  • My workouts are an everyday thing. (correct; adjective only)
  • I work out every day. (correct; adverb phrase)

I, Me, Myself

  • I am the queen. (correct; subject)
  • Bill and I are friends. (correct; compound subject)
  • Give me my crown. (correct; object)
  • The fight for the throne is between Bill and me. (correct; compound object)
  • I call myself Queen of the Universe. (correct; reflexive verb)
  • It was just him and myself. (incorrect)
  • It was just him and me. (correct)

Lay, Lie

  • Lay your head on the pillow and rest. (correct; transitive verb)
  • Lie here and rest. (correct; intransitive verb)

Loose, Lose

  • I must have lost weight, because my pants are loose. (correct; adjective)
  • I would like to lose a bit more weight. (correct; verb)

Nor, Or

  • He is neither a man nor a child. (correct; negative)
  • That is either a small rat or a large mouse. (correct; positive)

That, Which

  • I read the book that you recommended. (correct; specifies one book of many)
  • I read the book, which happened to be very expensive. (correct; refers specifically to a certain book)

Weather, Whether

  • Have you checked the weather report today? (correct)
  • I don’t know whether I should take an umbrella or not. (correct)

Who, Whom

  • Who are you? (correct)
  • Do you know who he is? (correct)
  • Who are you talking to? (incorrect but very common)
  • Whom are you talking to? (correct)

Punctuation

Apostrophe (‘)

  • she’s (correct; contraction of she + is)
  • wouldn’t (correct; contraction of would + not)
  • Bob’s book (correct; the book of Bob)
  • the Olsens’ home (correct; the home of the Olsens)
  • the member’s choice (correct; the choice of a certain member)
  • the members’ choice (correct; the choice of more than one member)
  • I visited the Olsen’s. (incorrect; apostrophe not used in plurals)
  • I visited the Olsens. (correct)

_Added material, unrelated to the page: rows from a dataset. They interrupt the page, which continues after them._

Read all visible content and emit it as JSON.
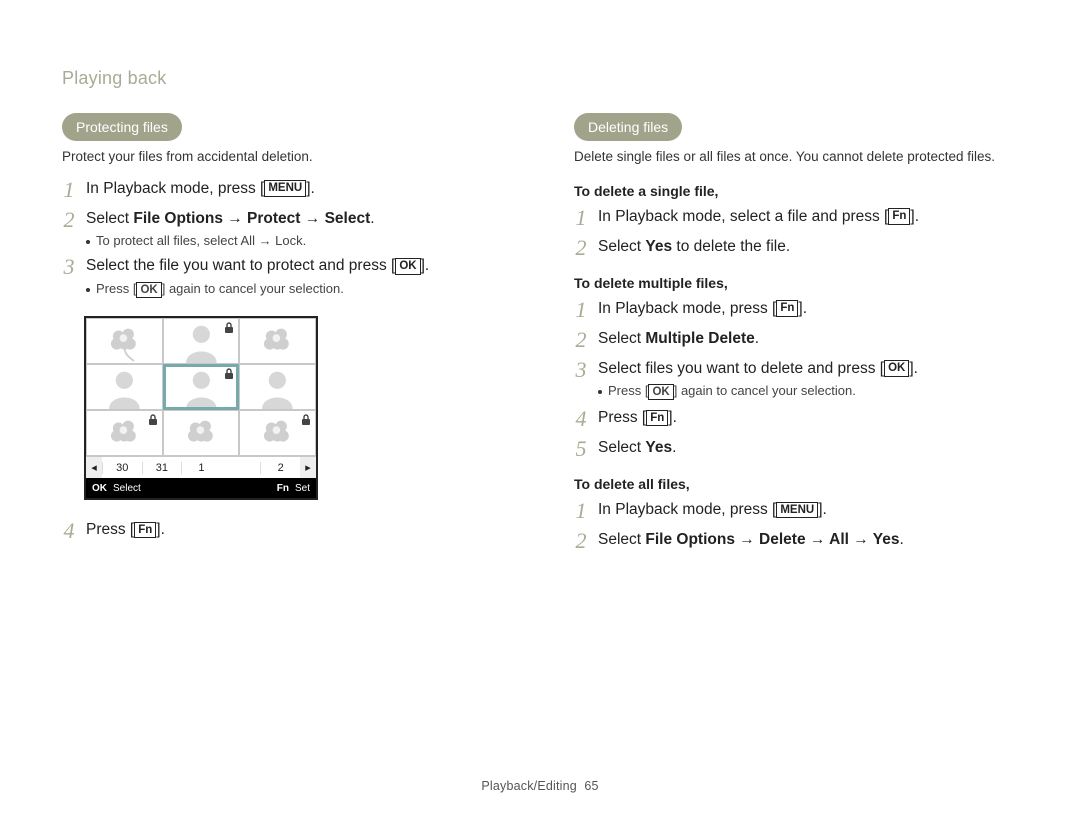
{
  "header": {
    "section_title": "Playing back"
  },
  "buttons": {
    "menu": "MENU",
    "ok": "OK",
    "fn": "Fn"
  },
  "left": {
    "pill": "Protecting files",
    "lead": "Protect your files from accidental deletion.",
    "steps": [
      {
        "num": "1",
        "segments": [
          {
            "t": "In Playback mode, press ["
          },
          {
            "btn": "menu"
          },
          {
            "t": "]."
          }
        ]
      },
      {
        "num": "2",
        "segments": [
          {
            "t": "Select "
          },
          {
            "t": "File Options → Protect → Select",
            "strong": true
          },
          {
            "t": "."
          }
        ],
        "note_segments": [
          {
            "t": "To protect all files, select "
          },
          {
            "t": "All → Lock",
            "strong": true
          },
          {
            "t": "."
          }
        ]
      },
      {
        "num": "3",
        "segments": [
          {
            "t": "Select the file you want to protect and press ["
          },
          {
            "btn": "ok"
          },
          {
            "t": "]."
          }
        ],
        "note_segments": [
          {
            "t": "Press ["
          },
          {
            "btn": "ok"
          },
          {
            "t": "] again to cancel your selection."
          }
        ]
      },
      {
        "num": "4",
        "segments": [
          {
            "t": "Press ["
          },
          {
            "btn": "fn"
          },
          {
            "t": "]."
          }
        ]
      }
    ],
    "shot": {
      "dates": [
        "30",
        "31",
        "1",
        "",
        "2"
      ],
      "status": {
        "ok": "OK",
        "ok_label": "Select",
        "fn": "Fn",
        "fn_label": "Set"
      }
    }
  },
  "right": {
    "pill": "Deleting files",
    "lead": "Delete single files or all files at once. You cannot delete protected files.",
    "groups": [
      {
        "title": "To delete a single file,",
        "steps": [
          {
            "num": "1",
            "segments": [
              {
                "t": "In Playback mode, select a file and press ["
              },
              {
                "btn": "fn"
              },
              {
                "t": "]."
              }
            ]
          },
          {
            "num": "2",
            "segments": [
              {
                "t": "Select "
              },
              {
                "t": "Yes",
                "strong": true
              },
              {
                "t": " to delete the file."
              }
            ]
          }
        ]
      },
      {
        "title": "To delete multiple files,",
        "steps": [
          {
            "num": "1",
            "segments": [
              {
                "t": "In Playback mode, press ["
              },
              {
                "btn": "fn"
              },
              {
                "t": "]."
              }
            ]
          },
          {
            "num": "2",
            "segments": [
              {
                "t": "Select "
              },
              {
                "t": "Multiple Delete",
                "strong": true
              },
              {
                "t": "."
              }
            ]
          },
          {
            "num": "3",
            "segments": [
              {
                "t": "Select files you want to delete and press ["
              },
              {
                "btn": "ok"
              },
              {
                "t": "]."
              }
            ],
            "note_segments": [
              {
                "t": "Press ["
              },
              {
                "btn": "ok"
              },
              {
                "t": "] again to cancel your selection."
              }
            ]
          },
          {
            "num": "4",
            "segments": [
              {
                "t": "Press ["
              },
              {
                "btn": "fn"
              },
              {
                "t": "]."
              }
            ]
          },
          {
            "num": "5",
            "segments": [
              {
                "t": "Select "
              },
              {
                "t": "Yes",
                "strong": true
              },
              {
                "t": "."
              }
            ]
          }
        ]
      },
      {
        "title": "To delete all files,",
        "steps": [
          {
            "num": "1",
            "segments": [
              {
                "t": "In Playback mode, press ["
              },
              {
                "btn": "menu"
              },
              {
                "t": "]."
              }
            ]
          },
          {
            "num": "2",
            "segments": [
              {
                "t": "Select "
              },
              {
                "t": "File Options → Delete → All → Yes",
                "strong": true
              },
              {
                "t": "."
              }
            ]
          }
        ]
      }
    ]
  },
  "footer": {
    "chapter": "Playback/Editing",
    "page": "65"
  }
}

Colon (:)

  • My mother told me to buy milk, eggs, and bread. (correct; language flows and does not need the colon)
  • My mother told me to buy just the essentials: milk, eggs, and bread. (correct; stop before list requires the colon)
  • I told her one thing: I need money. (correct; phrase or clause after colon explains phrase or clause before colon)

Comma (,)

  • I’m with him, he’s with her. (incorrect; comma splice between two complete sentences)
  • I’m with him, and he’s with her. (correct; conjunction added)
  • I’m with him; he’s with her. (correct; alternative if you do not add a conjunction; see “Semicolon”)

Hyphen (-)

  • I hate three eyed monsters. (incorrect depending on intended meaning; sounds like I hate eyed monsters and there are three of them)
  • I hate three-eyed monsters. (correct; I hate monsters with three eyes)
  • Remembering these grammar rules takes a bit of self-discipline. (correct)

Semicolon (;)

  • Let’s go to the movies, it’s not too late. (incorrect; comma splice)
  • Let’s go to the movies; it’s not too late. (correct; semicolon separates two sentences)

Of course, this cheat sheet can’t cover everything you need to know about English. Massive style guides are published for professional copywriter and editors. But hopefully, this helpful article will steer you in the right direction.